One aspect of Tintin’s personality hasn’t yet become fixed. Towards the end of the book (page 121) we see Tintin get drunk. Though Tintin does occasionally get drunk in the latest books, it is normally the result of an accident. In Tintin in the Land of the Soviets, Tintin chooses to drink and wakes up with a hangover.

Returning from the Land of the Soviets

After a long sequence where Tintin appears to travels around unnamed parts of Russia, Tintin ends up in control of a plane. By luck, he finds himself in Tempelhof, Germany and from there he starts his return journey. Though this being Tintin, the return leg of the journey it is not without its own adventures.

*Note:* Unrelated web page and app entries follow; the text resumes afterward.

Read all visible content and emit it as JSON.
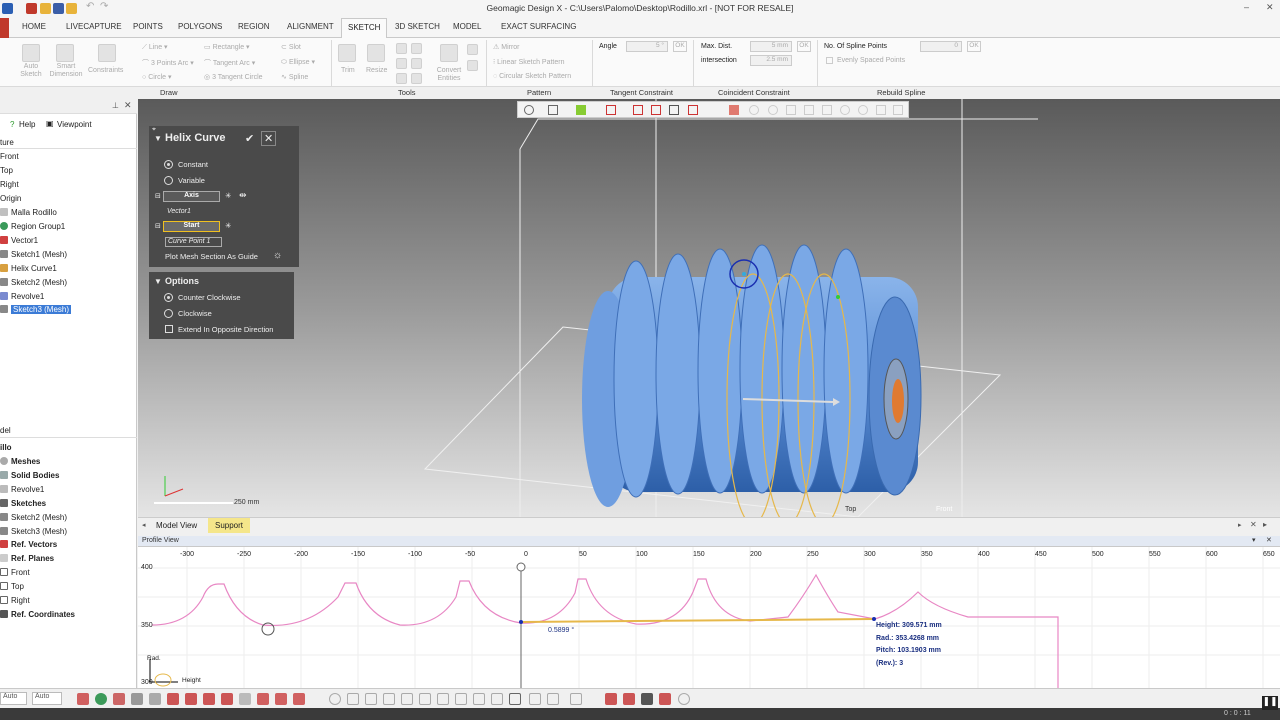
{
  "app": {
    "title": "Geomagic Design X - C:\\Users\\Palomo\\Desktop\\Rodillo.xrl - [NOT FOR RESALE]"
  },
  "ribbon_tabs": [
    "HOME",
    "LIVECAPTURE",
    "POINTS",
    "POLYGONS",
    "REGION",
    "ALIGNMENT",
    "SKETCH",
    "3D SKETCH",
    "MODEL",
    "EXACT SURFACING"
  ],
  "ribbon": {
    "draw": {
      "auto_sketch": [
        "Auto",
        "Sketch"
      ],
      "smart_dimension": [
        "Smart",
        "Dimension"
      ],
      "constraints": "Constraints",
      "line": "Line",
      "three_points_arc": "3 Points Arc",
      "circle": "Circle",
      "rectangle": "Rectangle",
      "tangent_arc": "Tangent Arc",
      "three_tangent_circle": "3 Tangent Circle",
      "slot": "Slot",
      "ellipse": "Ellipse",
      "spline": "Spline"
    },
    "tools": {
      "trim": "Trim",
      "resize": "Resize",
      "convert_entities": [
        "Convert",
        "Entities"
      ]
    },
    "pattern": {
      "mirror": "Mirror",
      "linear": "Linear Sketch Pattern",
      "circular": "Circular Sketch Pattern"
    },
    "tangent": {
      "angle_label": "Angle",
      "angle_value": "5 °",
      "ok": "OK"
    },
    "coincident": {
      "label1": "Max. Dist.",
      "label2": "intersection",
      "dist_value": "5 mm",
      "int_value": "2.5 mm",
      "ok": "OK"
    },
    "rebuild": {
      "label": "No. Of Spline Points",
      "value": "0",
      "ok": "OK",
      "evenly": "Evenly Spaced Points"
    },
    "groups": [
      "Draw",
      "Tools",
      "Pattern",
      "Tangent Constraint",
      "Coincident Constraint",
      "Rebuild Spline"
    ]
  },
  "left_panel": {
    "menu": {
      "help": "Help",
      "viewpoint": "Viewpoint"
    },
    "feature_header": "ture",
    "features": [
      "Front",
      "Top",
      "Right",
      "Origin",
      "Malla Rodillo",
      "Region Group1",
      "Vector1",
      "Sketch1 (Mesh)",
      "Helix Curve1",
      "Sketch2 (Mesh)",
      "Revolve1",
      "Sketch3 (Mesh)"
    ],
    "model_header": "del",
    "model_root": "illo",
    "model_tree": [
      "Meshes",
      "Solid Bodies",
      "Revolve1",
      "Sketches",
      "Sketch2 (Mesh)",
      "Sketch3 (Mesh)",
      "Ref. Vectors",
      "Ref. Planes",
      "Front",
      "Top",
      "Right",
      "Ref. Coordinates"
    ]
  },
  "helix_panel": {
    "title": "Helix Curve",
    "constant": "Constant",
    "variable": "Variable",
    "axis_label": "Axis",
    "axis_value": "Vector1",
    "start_label": "Start",
    "start_value": "Curve Point 1",
    "plot_mesh": "Plot Mesh Section As Guide"
  },
  "options_panel": {
    "title": "Options",
    "ccw": "Counter Clockwise",
    "cw": "Clockwise",
    "extend": "Extend In Opposite Direction"
  },
  "viewport": {
    "scale": "250 mm",
    "label_top": "Top",
    "label_front": "Front"
  },
  "view_tabs": [
    "Model View",
    "Support"
  ],
  "profile": {
    "header": "Profile View",
    "x_ticks": [
      "-300",
      "-250",
      "-200",
      "-150",
      "-100",
      "-50",
      "0",
      "50",
      "100",
      "150",
      "200",
      "250",
      "300",
      "350",
      "400",
      "450",
      "500",
      "550",
      "600",
      "650"
    ],
    "y_ticks": [
      "400",
      "350",
      "300"
    ],
    "angle": "0.5899 °",
    "height": "Height:  309.571 mm",
    "radius": "Rad.:  353.4268 mm",
    "pitch": "Pitch:  103.1903 mm",
    "rev": "(Rev.):  3",
    "axis_rad": "Rad.",
    "axis_height": "Height"
  },
  "bottom_bar": {
    "combo1": "Auto",
    "combo2": "Auto"
  },
  "status": {
    "time": "0 : 0 : 11"
  },
  "colors": {
    "accent": "#3b7bd6",
    "profile_curve": "#e887c4",
    "helix": "#e6b84a",
    "body": "#6b9ee0"
  }
}
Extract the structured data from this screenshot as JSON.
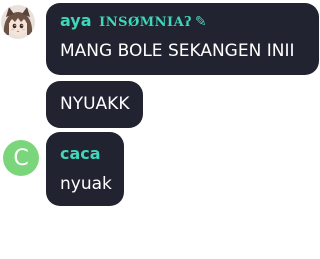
{
  "colors": {
    "bubble": "#212330",
    "message_text": "#ffffff",
    "username_teal": "#3fd6ba",
    "caca_avatar": "#7bd67b"
  },
  "messages": [
    {
      "author": "aya",
      "author_flair": "INSØMNIAʔ",
      "edit_icon": "pencil-icon",
      "avatar": "anime-girl-avatar",
      "text": "MANG BOLE SEKANGEN INII"
    },
    {
      "author": "",
      "text": "NYUAKK"
    },
    {
      "author": "caca",
      "avatar_letter": "C",
      "text": "nyuak"
    }
  ]
}
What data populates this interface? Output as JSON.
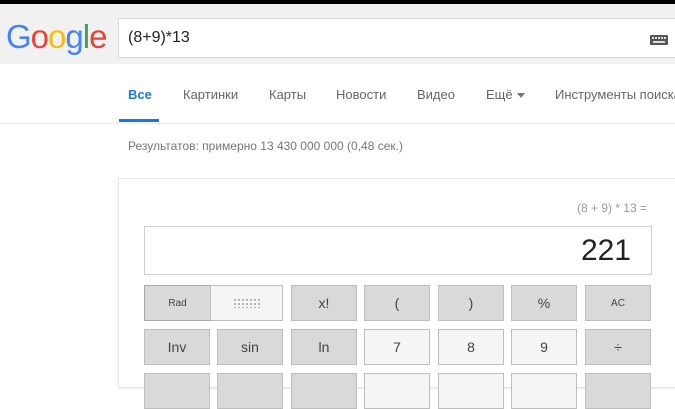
{
  "header": {
    "logo_text": "Google",
    "logo_colors": [
      "#4285F4",
      "#EA4335",
      "#FBBC05",
      "#4285F4",
      "#34A853",
      "#EA4335"
    ],
    "search_value": "(8+9)*13",
    "keyboard_icon": "keyboard-icon"
  },
  "tabs": [
    {
      "label": "Все",
      "active": true
    },
    {
      "label": "Картинки"
    },
    {
      "label": "Карты"
    },
    {
      "label": "Новости"
    },
    {
      "label": "Видео"
    },
    {
      "label": "Ещё"
    },
    {
      "label": "Инструменты поиска"
    }
  ],
  "results_stats": "Результатов: примерно 13 430 000 000 (0,48 сек.)",
  "calculator": {
    "history": "(8 + 9) * 13 =",
    "result": "221",
    "row1": [
      "Rad",
      "x!",
      "(",
      ")",
      "%",
      "AC"
    ],
    "row2": [
      "Inv",
      "sin",
      "ln",
      "7",
      "8",
      "9",
      "÷"
    ]
  },
  "colors": {
    "accent": "#1a73e8",
    "header_bg": "#f1f1f1",
    "dark_button": "#d9d9d9",
    "light_button": "#f5f5f5"
  }
}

As he rides the train in the final stage of the journey, Herge once again starts providing exact details of our hero’s location as he identifies the towns the train passes through. It is possible that the nature of how Tintin in the Land of the Soviets was written dictated this sequence. Herge supplied two pages every week but never had an overall plan. Each week’s adventure would go wherever Herge felt like at the time. But having decided to finish the adventure, Herge had to pace the story out over the final pages. Tintin’s identification of the towns and Snowy’s comment on the sugar producing region of Tienen might just be there to fill up space.

Tintin, The Beginning

Unlike all his other works, including the heavily criticised Tintin in the Congo, Herge never redrew Tintin in the Land of the Soviets. Why? Was he embarrassed by the anti-communist, stereotypes he portrayed in the book? Or was it just that the story was so weak that it was not worth revisiting? Herge would of have had to rewrite and redraw the whole book. Moving on and doing something new would of been far more attractive.

Reading Tintin in the Land of the Soviets for the first time has been an interesting experience. I’ve been reading Tintin for over thirty years and I’m now about twice the age of Herge when he start the book. Before starting it I was worried it would be too crude and too anti-communist to be a proper Tintin book but I have been surprised. Whilst flawed and primitive, it is certainly a Tintin book. The same humour and attention to detail can be seen whilst the adventures are as wild and exciting as any later books.

Herge, The Broken Ear, Tintin and Snowy, Tintin and the Picaros

Continuing my work on updating the Tintin Map, I’m looking into San Theodoros. This fictional country appeared in Tintin and the Picaros (TatP) and The Broken Ear. It is described as a Latin American country and Castafiore stops there after visiting Ecuador, Columbia and Venezuela. However, the temple Tintin visits in TatP clearly looks Mayan, compare the photo of the Chichen Itza temple with the one on page 25 of Tintin and the Picaros. This ancient culture was dominant in present day Mexico but did extend into Guatemala, Belize, El Salvador and western Honduras.

Chichen Itza Mayan Temple Tintin Picaros

In The Broken Ear, the countryside, dress and general look of San Theodoros has a predominately Mexican feel. The use of spanish prefixes in both the county’s name, the capital (Los Dopicos) and the capital its neighbours Nuevo-Rican (San Facion) suggest Mexico or another Central American such as Costa Rica.

Tintin sails to Los Dopicos from Le Harve. There is no mention of the Panama canal so San Theodoros’ capital must be on the east coast of central or south America.

As with all of Herge’s fictional places, he did not tie himself down to specifics but instead took what he need from different places. Locations are further confused by differences between the originals and their translations and between different editions as Herge habitually made many changes when updating albums. Herge lacked consistency in his own work as well. Los Dopicos is a port city in The Broken Ear but by Tintin and the Picaros it seems to be inland.

Putting the different clues together – Mayan pyramids, styles of dress and buildings, coastal location and the strong Spanish influence on names, I think the east coast of the Mexico including the Yucatán Peninsula, Belize and Honduras is the best fitting region.